Ai Weiwei’s attitude toward the West and China is another strong symbol. The artist gives the finger to both the White House in Washington D.C. and the Presidential Palace on Tiananmen Square. Ai Weiwei is strong and independent. A Russian artist would never give the finger to both the White House and the Kremlin. A Russian artist would take the
side of either one party or another. This is why China is now the leader.
I won’t even mention contemporary Western artists, such as Koons or Hirst. They are too dependent on commerce. In our current economical crisis, their works have lost their actuality. On the contrary, art depends on social feelings. When social dependence and feelings disappear, art does not exist.
Do not think that China-ism is something unique or applicable only to China. China-ism is important for all of us, non-Chinese people especially, because contemporary Chinese art can contribute to the development of art internationally. This is a historical moment! China-ism is a movement for non-Asian artists that will allow them to contribute to the advancement of world culture and art.
China is a very dynamically developing world economy. Hence its society, culture and art are developing very strongly as well. Problems attributed to the West (for example terrorism) are not applicable to China.
How did impressionism start?
How did a modern New York come into existence?

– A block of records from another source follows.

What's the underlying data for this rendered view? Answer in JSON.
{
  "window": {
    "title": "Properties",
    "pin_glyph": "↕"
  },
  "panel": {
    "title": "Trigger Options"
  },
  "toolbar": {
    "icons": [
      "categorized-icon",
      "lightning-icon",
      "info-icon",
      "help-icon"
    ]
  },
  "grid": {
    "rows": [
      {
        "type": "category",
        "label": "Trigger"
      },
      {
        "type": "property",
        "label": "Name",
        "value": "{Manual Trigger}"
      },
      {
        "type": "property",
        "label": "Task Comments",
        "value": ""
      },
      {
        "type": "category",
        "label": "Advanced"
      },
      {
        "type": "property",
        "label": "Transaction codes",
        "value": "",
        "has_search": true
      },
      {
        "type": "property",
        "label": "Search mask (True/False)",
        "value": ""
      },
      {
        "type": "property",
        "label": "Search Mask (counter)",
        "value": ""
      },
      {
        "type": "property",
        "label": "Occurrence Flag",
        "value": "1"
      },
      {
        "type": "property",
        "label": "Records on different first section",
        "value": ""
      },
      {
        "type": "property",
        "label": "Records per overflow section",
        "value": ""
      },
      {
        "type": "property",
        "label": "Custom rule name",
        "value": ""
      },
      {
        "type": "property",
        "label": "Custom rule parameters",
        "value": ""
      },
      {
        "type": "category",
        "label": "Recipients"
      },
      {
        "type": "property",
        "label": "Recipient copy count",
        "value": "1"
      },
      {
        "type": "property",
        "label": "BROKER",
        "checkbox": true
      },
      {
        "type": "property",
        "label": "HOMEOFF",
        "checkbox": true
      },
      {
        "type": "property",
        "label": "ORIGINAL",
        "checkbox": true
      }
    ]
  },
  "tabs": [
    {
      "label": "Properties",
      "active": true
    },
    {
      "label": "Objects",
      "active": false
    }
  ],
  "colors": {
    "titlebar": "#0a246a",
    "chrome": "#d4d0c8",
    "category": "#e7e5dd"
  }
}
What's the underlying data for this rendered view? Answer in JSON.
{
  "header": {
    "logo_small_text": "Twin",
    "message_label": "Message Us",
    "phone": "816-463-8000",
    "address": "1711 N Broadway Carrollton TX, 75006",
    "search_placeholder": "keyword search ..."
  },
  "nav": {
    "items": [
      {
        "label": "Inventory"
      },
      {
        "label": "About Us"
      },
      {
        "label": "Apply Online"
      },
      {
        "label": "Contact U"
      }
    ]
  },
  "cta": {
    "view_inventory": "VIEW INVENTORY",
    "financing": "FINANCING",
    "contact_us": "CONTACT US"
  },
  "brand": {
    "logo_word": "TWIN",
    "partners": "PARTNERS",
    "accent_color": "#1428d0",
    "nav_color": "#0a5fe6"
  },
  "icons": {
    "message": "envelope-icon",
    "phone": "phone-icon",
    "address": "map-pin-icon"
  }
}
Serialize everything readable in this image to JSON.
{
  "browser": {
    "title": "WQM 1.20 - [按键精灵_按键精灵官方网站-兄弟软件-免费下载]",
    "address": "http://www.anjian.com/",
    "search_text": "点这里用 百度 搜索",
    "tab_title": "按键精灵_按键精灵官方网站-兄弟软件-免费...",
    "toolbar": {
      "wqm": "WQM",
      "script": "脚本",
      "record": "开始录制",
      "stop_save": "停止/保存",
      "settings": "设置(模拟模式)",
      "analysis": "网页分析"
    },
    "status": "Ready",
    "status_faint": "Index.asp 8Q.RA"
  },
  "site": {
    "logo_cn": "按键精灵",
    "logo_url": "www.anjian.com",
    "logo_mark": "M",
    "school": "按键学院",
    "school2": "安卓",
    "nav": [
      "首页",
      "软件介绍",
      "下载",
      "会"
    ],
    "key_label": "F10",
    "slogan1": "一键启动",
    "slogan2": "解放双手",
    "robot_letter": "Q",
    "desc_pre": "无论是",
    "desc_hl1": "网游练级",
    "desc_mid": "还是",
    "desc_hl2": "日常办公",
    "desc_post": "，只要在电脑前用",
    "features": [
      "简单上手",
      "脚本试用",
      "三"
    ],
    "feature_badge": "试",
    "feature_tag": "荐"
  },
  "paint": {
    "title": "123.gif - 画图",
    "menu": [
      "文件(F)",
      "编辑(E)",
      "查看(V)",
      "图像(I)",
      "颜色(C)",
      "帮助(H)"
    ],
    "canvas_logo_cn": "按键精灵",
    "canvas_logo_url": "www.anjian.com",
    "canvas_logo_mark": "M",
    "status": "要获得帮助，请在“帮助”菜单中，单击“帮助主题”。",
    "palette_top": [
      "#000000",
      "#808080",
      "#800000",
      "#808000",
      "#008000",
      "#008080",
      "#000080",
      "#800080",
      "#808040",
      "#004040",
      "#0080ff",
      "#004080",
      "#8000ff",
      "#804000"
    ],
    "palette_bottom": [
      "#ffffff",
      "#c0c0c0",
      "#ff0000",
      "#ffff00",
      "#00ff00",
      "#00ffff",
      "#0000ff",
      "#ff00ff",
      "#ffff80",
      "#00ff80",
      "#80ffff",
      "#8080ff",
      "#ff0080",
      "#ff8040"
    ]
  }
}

Where does the Renaissance come from?
Where does Kandinsky’s abstract art come from?
How did Picasso start making art?
There are some reasons that we cannot answer and explain these questions; yet we clearly understand that they exist.

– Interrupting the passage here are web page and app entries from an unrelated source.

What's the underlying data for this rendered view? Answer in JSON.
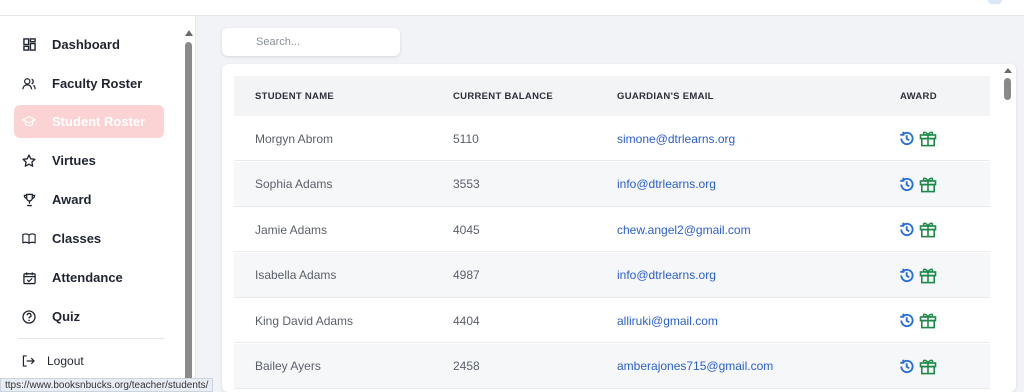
{
  "sidebar": {
    "items": [
      {
        "label": "Dashboard",
        "icon": "dashboard-icon",
        "active": false
      },
      {
        "label": "Faculty Roster",
        "icon": "users-icon",
        "active": false
      },
      {
        "label": "Student Roster",
        "icon": "graduation-cap-icon",
        "active": true
      },
      {
        "label": "Virtues",
        "icon": "star-icon",
        "active": false
      },
      {
        "label": "Award",
        "icon": "trophy-icon",
        "active": false
      },
      {
        "label": "Classes",
        "icon": "book-icon",
        "active": false
      },
      {
        "label": "Attendance",
        "icon": "calendar-check-icon",
        "active": false
      },
      {
        "label": "Quiz",
        "icon": "question-circle-icon",
        "active": false
      }
    ],
    "logout_label": "Logout"
  },
  "search": {
    "placeholder": "Search..."
  },
  "table": {
    "headers": [
      "STUDENT NAME",
      "CURRENT BALANCE",
      "GUARDIAN'S EMAIL",
      "AWARD"
    ],
    "rows": [
      {
        "name": "Morgyn Abrom",
        "balance": "5110",
        "email": "simone@dtrlearns.org"
      },
      {
        "name": "Sophia Adams",
        "balance": "3553",
        "email": "info@dtrlearns.org"
      },
      {
        "name": "Jamie Adams",
        "balance": "4045",
        "email": "chew.angel2@gmail.com"
      },
      {
        "name": "Isabella Adams",
        "balance": "4987",
        "email": "info@dtrlearns.org"
      },
      {
        "name": "King David Adams",
        "balance": "4404",
        "email": "alliruki@gmail.com"
      },
      {
        "name": "Bailey Ayers",
        "balance": "2458",
        "email": "amberajones715@gmail.com"
      }
    ]
  },
  "status_url": "ttps://www.booksnbucks.org/teacher/students/",
  "colors": {
    "active_bg": "#fbd3d4",
    "link": "#2a5fc9",
    "history_icon": "#2a6fd6",
    "gift_icon": "#1e8a4a"
  }
}
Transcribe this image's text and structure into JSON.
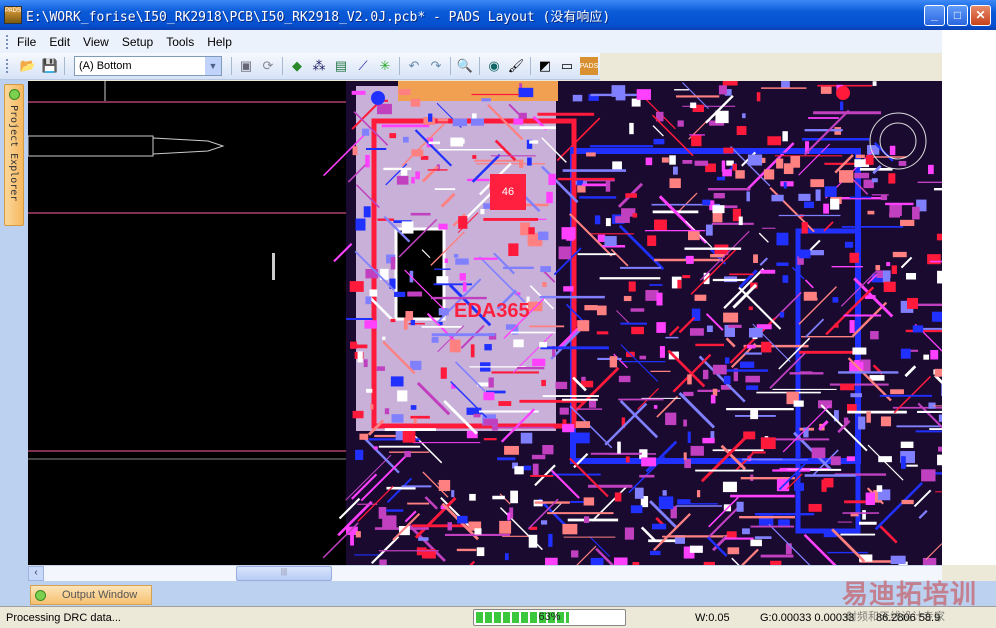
{
  "window": {
    "title": "E:\\WORK_forise\\I50_RK2918\\PCB\\I50_RK2918_V2.0J.pcb* - PADS Layout (没有响应)",
    "app_icon": "PADS",
    "controls": [
      "minimize",
      "maximize",
      "close"
    ]
  },
  "menu": [
    "File",
    "Edit",
    "View",
    "Setup",
    "Tools",
    "Help"
  ],
  "toolbar": {
    "layer": "(A) Bottom",
    "icons": [
      "open-icon",
      "save-icon",
      "properties-icon",
      "redraw-icon",
      "design-toolbar-icon",
      "drafting-icon",
      "dimension-icon",
      "route-icon",
      "ecoicon",
      "undo-icon",
      "redo-icon",
      "zoom-icon",
      "verify-icon",
      "cam-icon",
      "router-icon",
      "layout-icon",
      "pads-icon"
    ]
  },
  "panels": {
    "project_explorer": "Project Explorer",
    "output_window": "Output Window"
  },
  "canvas": {
    "board_label": "EDA365",
    "chip_label": "46"
  },
  "status": {
    "message": "Processing DRC data...",
    "progress_percent": 63,
    "progress_label": "63%",
    "width": "W:0.05",
    "grid": "G:0.00033 0.00033",
    "coords": "86.2806 58.9"
  },
  "watermark": {
    "title": "易迪拓培训",
    "subtitle": "射频和天线设计专家"
  },
  "colors": {
    "accent": "#0a5ad8",
    "pcb_red": "#ff1a3c",
    "pcb_blue": "#2030ff",
    "pcb_magenta": "#ff40ff"
  }
}
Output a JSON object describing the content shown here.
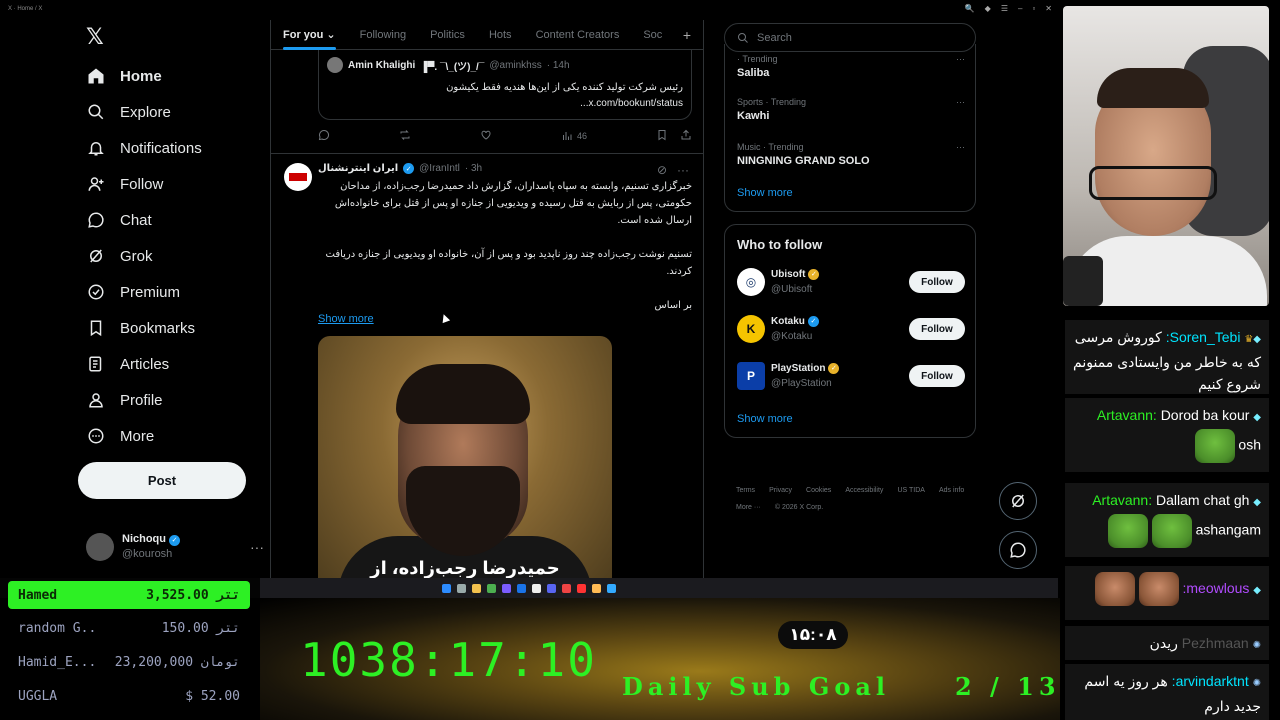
{
  "browser": {
    "title": "X · Home / X"
  },
  "nav": {
    "items": [
      {
        "label": "Home",
        "icon": "home-icon"
      },
      {
        "label": "Explore",
        "icon": "search-icon"
      },
      {
        "label": "Notifications",
        "icon": "bell-icon"
      },
      {
        "label": "Follow",
        "icon": "person-add-icon"
      },
      {
        "label": "Chat",
        "icon": "chat-bubble-icon"
      },
      {
        "label": "Grok",
        "icon": "grok-icon"
      },
      {
        "label": "Premium",
        "icon": "premium-icon"
      },
      {
        "label": "Bookmarks",
        "icon": "bookmark-icon"
      },
      {
        "label": "Articles",
        "icon": "articles-icon"
      },
      {
        "label": "Profile",
        "icon": "profile-icon"
      },
      {
        "label": "More",
        "icon": "more-icon"
      }
    ],
    "post_label": "Post",
    "account": {
      "name": "Nichoqu",
      "handle": "@kourosh"
    }
  },
  "timeline": {
    "tabs": [
      "For you",
      "Following",
      "Politics",
      "Hots",
      "Content Creators",
      "Soc"
    ],
    "quoted": {
      "name": "Amin Khalighi",
      "name_suffix": "▐▀. ¯\\_(ツ)_/¯",
      "handle": "@aminkhss",
      "time": "· 14h",
      "line1": "رئیس شرکت تولید کننده یکی از این‌ها هندیه فقط یکیشون",
      "line2": "x.com/bookunt/status..."
    },
    "quoted_actions": {
      "views": "46"
    },
    "tweet": {
      "name": "ایران اینترنشنال",
      "handle": "@IranIntl",
      "time": "· 3h",
      "para1": "خبرگزاری تسنیم، وابسته به سپاه پاسداران، گزارش داد حمیدرضا رجب‌زاده، از مداحان حکومتی، پس از ربایش به قتل رسیده و ویدیویی از جنازه او پس از قتل برای خانواده‌اش ارسال شده است.",
      "para2": "تسنیم نوشت رجب‌زاده چند روز ناپدید بود و پس از آن، خانواده او ویدیویی از جنازه دریافت کردند.",
      "para3": "بر اساس",
      "show_more": "Show more",
      "image_caption": "حمیدرضا رجب‌زاده، از"
    }
  },
  "sidebar": {
    "search_placeholder": "Search",
    "trends": [
      {
        "category": "· Trending",
        "name": "Saliba"
      },
      {
        "category": "Sports · Trending",
        "name": "Kawhi"
      },
      {
        "category": "Music · Trending",
        "name": "NINGNING GRAND SOLO"
      }
    ],
    "trends_show_more": "Show more",
    "who_to_follow_title": "Who to follow",
    "who_to_follow": [
      {
        "name": "Ubisoft",
        "handle": "@Ubisoft",
        "badge": "gold",
        "logo": "ubisoft-logo-icon",
        "logo_color": "#ffffff"
      },
      {
        "name": "Kotaku",
        "handle": "@Kotaku",
        "badge": "blue",
        "logo": "kotaku-logo-icon",
        "logo_color": "#f5c400"
      },
      {
        "name": "PlayStation",
        "handle": "@PlayStation",
        "badge": "gold",
        "logo": "playstation-logo-icon",
        "logo_color": "#0b3ea8"
      }
    ],
    "follow_label": "Follow",
    "wtf_show_more": "Show more",
    "footer": [
      "Terms",
      "Privacy",
      "Cookies",
      "Accessibility",
      "US TIDA",
      "Ads info",
      "More ···",
      "© 2026 X Corp."
    ]
  },
  "chat": {
    "messages": [
      {
        "user": "Soren_Tebi",
        "user_color": "#00e5ff",
        "text": "کوروش مرسی که به خاطر من وایستادی ممنونم شروع کنیم"
      },
      {
        "user": "Artavann",
        "user_color": "#2df024",
        "text": "Dorod ba kour",
        "extra": "osh"
      },
      {
        "user": "Artavann",
        "user_color": "#2df024",
        "text": "Dallam chat gh",
        "extra": "ashangam"
      },
      {
        "user": "meowlous",
        "user_color": "#b14cff",
        "text": ""
      },
      {
        "user": "Pezhmaan",
        "user_color": "#555555",
        "text": "ریدن"
      },
      {
        "user": "arvindarktnt",
        "user_color": "#00e5ff",
        "text": "هر روز یه اسم جدید دارم"
      }
    ]
  },
  "donations": [
    {
      "name": "Hamed",
      "amount": "3,525.00 تتر"
    },
    {
      "name": "random G..",
      "amount": "150.00 تتر"
    },
    {
      "name": "Hamid_E...",
      "amount": "23,200,000 تومان"
    },
    {
      "name": "UGGLA",
      "amount": "$ 52.00"
    }
  ],
  "overlay": {
    "timer": "1038:17:10",
    "clock": "۱۵:۰۸",
    "goal_label": "Daily Sub Goal",
    "goal_count": "2 / 13"
  },
  "colors": {
    "accent": "#1d9bf0",
    "neon_green": "#2df024"
  }
}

With my China-ism concept, I confirm the phenomenon of the contemporary Chinese art.